  24. Soares-Silva M, Diniz FF, Gomes GN, Bahia D. The Mitogen-Activated Protein Kinase (MAPK) Pathway: Role in Immune Evasion by Trypanosomatids. Front Microbiol. 2016;7(183):1-9.
  25. Rawlings JS, Rosler KM, Harrison DA. The JAK/STAT signaling pathway. J Cell Sci. 2004;117(8):1281-1283.
  26. Harrison DA. The JAK/STAT Pathway. Cold Spring Harb Perspect Biol. 2012;4(3):a011205.
  27. Liu P, Cheng H, Roberts TM, Zhao JJ. Targeting the Phosphoinositide 3-kinase Pathway in Cancer. Nat Rev Drug Discov. 2009;8(8):627-44.
  28. Samuelsson B. Arachidonic Acid Metabolism: Role in Inflammation. Z Rheumatol. 1991;50(Suppl 1):3-6.
  29. Yang G, Chen L. An Update of Microsomal Prostaglandin E Synthase-1 and PGE2 Receptors in Cardiovascular Health and Diseases. Oxid Med Cell Longev. 2016;2016:5249086.
  30. Tallima H, Ridi RE. Arachidonic Acid: Physiological Roles and Potential Health Benefits -A Review. J Adv Res. 2017;11:33-41.
  31. Hanna VS, Hafez EAA. Synopsis of arachidonic acid metabolism: A review. J Adv Res. 2018;11:23-32.
  32. Poorani R, Bhatt AN, Dwarakanath BS, Das UN. COX-2, Aspirin and Metabolism of Arachidonic, Eicosapentaenoic and Docosahexaenoic Acids and Their Physiological and Clinical Significance. Eur J Pharmacol. 2016;15(785):116-132.
  33. Khanapure SP, Garvey DS, Janero DR, Letts LG. Eicosanoids in Inflammation: Biosynthesis, Pharmacology, and Therapeutic Frontiers.
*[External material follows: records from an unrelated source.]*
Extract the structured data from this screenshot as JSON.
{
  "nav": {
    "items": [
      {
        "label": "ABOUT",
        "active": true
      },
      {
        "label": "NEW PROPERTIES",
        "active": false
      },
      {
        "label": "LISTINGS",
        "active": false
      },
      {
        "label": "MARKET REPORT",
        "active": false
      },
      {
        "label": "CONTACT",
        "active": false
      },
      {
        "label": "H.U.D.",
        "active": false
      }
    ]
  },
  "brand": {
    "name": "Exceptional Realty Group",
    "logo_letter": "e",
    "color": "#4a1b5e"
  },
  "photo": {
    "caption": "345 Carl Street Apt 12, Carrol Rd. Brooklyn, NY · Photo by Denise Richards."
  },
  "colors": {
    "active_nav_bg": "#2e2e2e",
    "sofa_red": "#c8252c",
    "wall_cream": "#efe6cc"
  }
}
Curr Top Med Chem. 2007;7(3):311-40.
  34. Pannunzio A, Coluccia M. Cyclooxygenase-1 (COX-1) and COX-1 Inhibitors in Cancer: A Review of Oncology and Medicinal Chemistry Literature. Pharmaceuticals (Basel). 2018;11(4):101.
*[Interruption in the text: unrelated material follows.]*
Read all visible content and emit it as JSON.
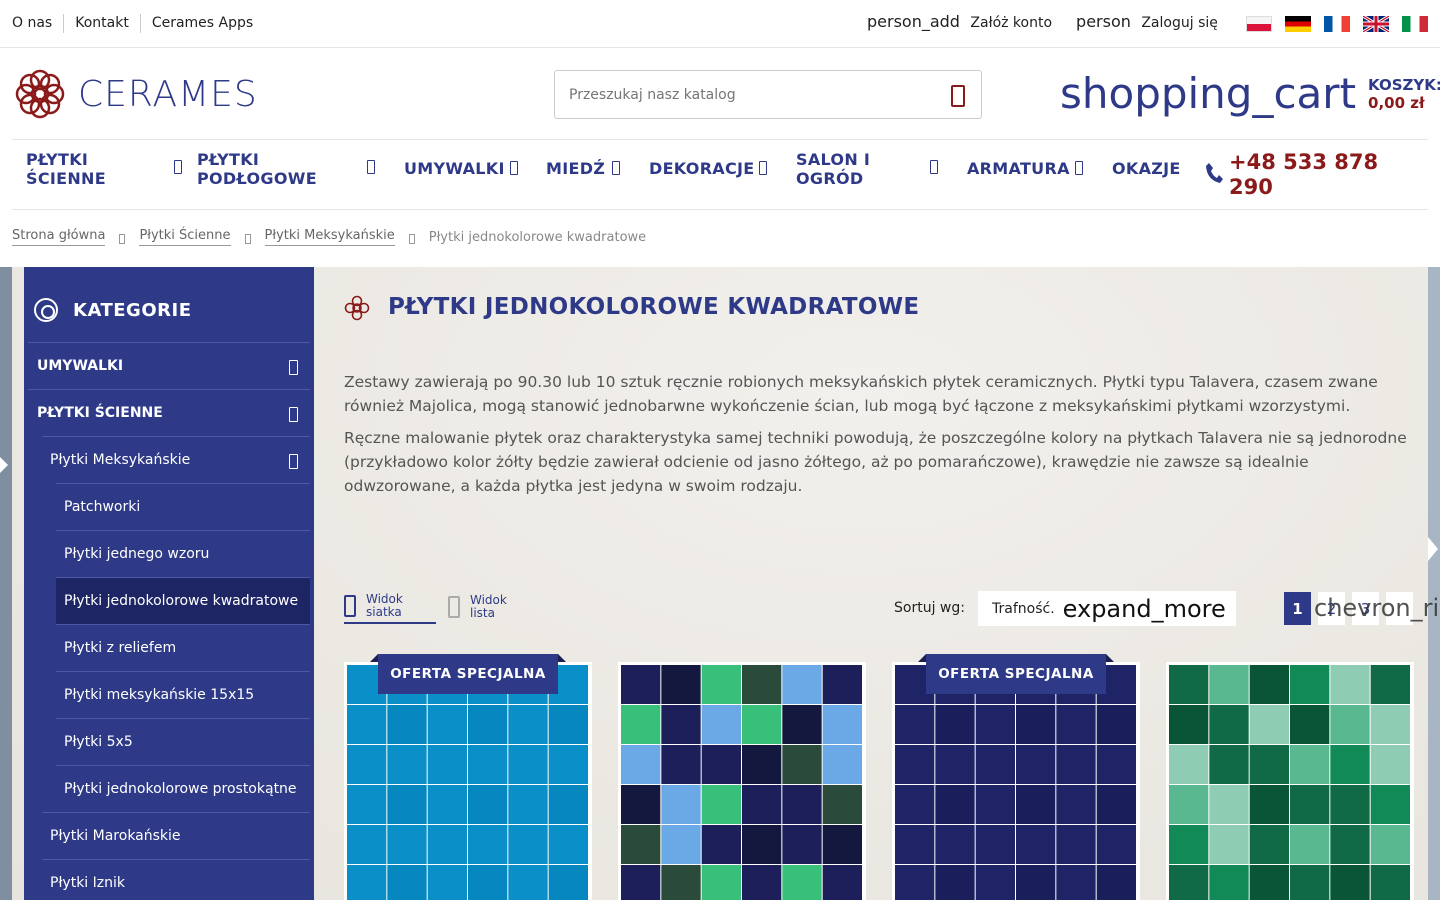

  35. Dennis EA, Norris PC. Eicosanoid Storm in Infection and Inflammation. Nat Rev Immunol. 2015;15(8):511-23.
  36. Ricciotti E, FitzGerald GA. Prostaglandins and Inflammation. Arterioscler Thromb Vasc Biol. 2011;31(5):986-1000.
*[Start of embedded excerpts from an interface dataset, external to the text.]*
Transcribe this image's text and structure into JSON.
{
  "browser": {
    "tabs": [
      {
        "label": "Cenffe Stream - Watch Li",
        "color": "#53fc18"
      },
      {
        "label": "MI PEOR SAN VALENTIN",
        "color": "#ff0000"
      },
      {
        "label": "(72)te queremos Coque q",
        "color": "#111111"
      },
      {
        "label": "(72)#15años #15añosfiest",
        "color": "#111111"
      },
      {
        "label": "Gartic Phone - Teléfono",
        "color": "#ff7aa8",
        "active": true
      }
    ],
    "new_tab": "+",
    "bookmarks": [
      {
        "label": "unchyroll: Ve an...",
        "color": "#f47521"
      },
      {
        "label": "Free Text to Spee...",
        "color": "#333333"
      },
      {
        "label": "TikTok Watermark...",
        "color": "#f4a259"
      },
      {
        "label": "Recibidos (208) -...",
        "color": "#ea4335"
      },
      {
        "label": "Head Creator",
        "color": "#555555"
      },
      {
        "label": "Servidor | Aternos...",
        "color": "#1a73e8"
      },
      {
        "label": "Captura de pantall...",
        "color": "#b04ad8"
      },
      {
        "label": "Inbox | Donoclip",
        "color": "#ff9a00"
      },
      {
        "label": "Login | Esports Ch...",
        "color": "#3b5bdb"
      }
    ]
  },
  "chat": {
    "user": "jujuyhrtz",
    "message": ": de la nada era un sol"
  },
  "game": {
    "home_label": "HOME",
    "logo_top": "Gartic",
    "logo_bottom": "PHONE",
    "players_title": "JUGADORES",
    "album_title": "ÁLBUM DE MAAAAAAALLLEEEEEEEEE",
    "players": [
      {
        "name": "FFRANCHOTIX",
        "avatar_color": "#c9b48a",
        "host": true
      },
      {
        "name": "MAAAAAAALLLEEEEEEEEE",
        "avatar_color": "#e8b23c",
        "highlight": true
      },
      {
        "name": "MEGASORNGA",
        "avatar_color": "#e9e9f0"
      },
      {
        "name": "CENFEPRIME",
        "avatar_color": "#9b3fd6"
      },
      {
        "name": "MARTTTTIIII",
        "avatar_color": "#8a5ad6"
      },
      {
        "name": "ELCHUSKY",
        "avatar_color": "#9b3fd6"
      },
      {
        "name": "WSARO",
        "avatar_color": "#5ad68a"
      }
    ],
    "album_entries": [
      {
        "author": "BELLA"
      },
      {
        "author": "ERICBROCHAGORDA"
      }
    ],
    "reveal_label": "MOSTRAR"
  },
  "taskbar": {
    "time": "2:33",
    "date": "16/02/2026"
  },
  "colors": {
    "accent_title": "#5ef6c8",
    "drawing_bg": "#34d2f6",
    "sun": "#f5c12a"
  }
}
  37. Smith WL, DeWitt DL, Garavito RM. Cyclooxygenases: Structural, Cellular, and Molecular Biology. Annu Rev Biochem. 2000;69:145-82.
  38. Requelme MA, Burra S, Kar R, Lampe P, Jiang JX. Mitogen-activated Protein Kinase (MAPK) Activated by Prostaglandin E2Phosphorylates Connexin 43 and Closes Osteocytic Hemichannels in Response to Continuous Flow Shear Stress. J Biol Chem. 2015;290(47):28321-8.
  39. Paul CN, Dennis EA. A Lipidomic Perspective on Inflammatory Macrophage Eicosanoid Signaling. Adv Biol Regul. 2014;54:99-110.
  40. Sirois P, Borgeat P. Pharmacology of the Leukotrienes. J Pharmacol. 1984;15(Suppl 1):53-68.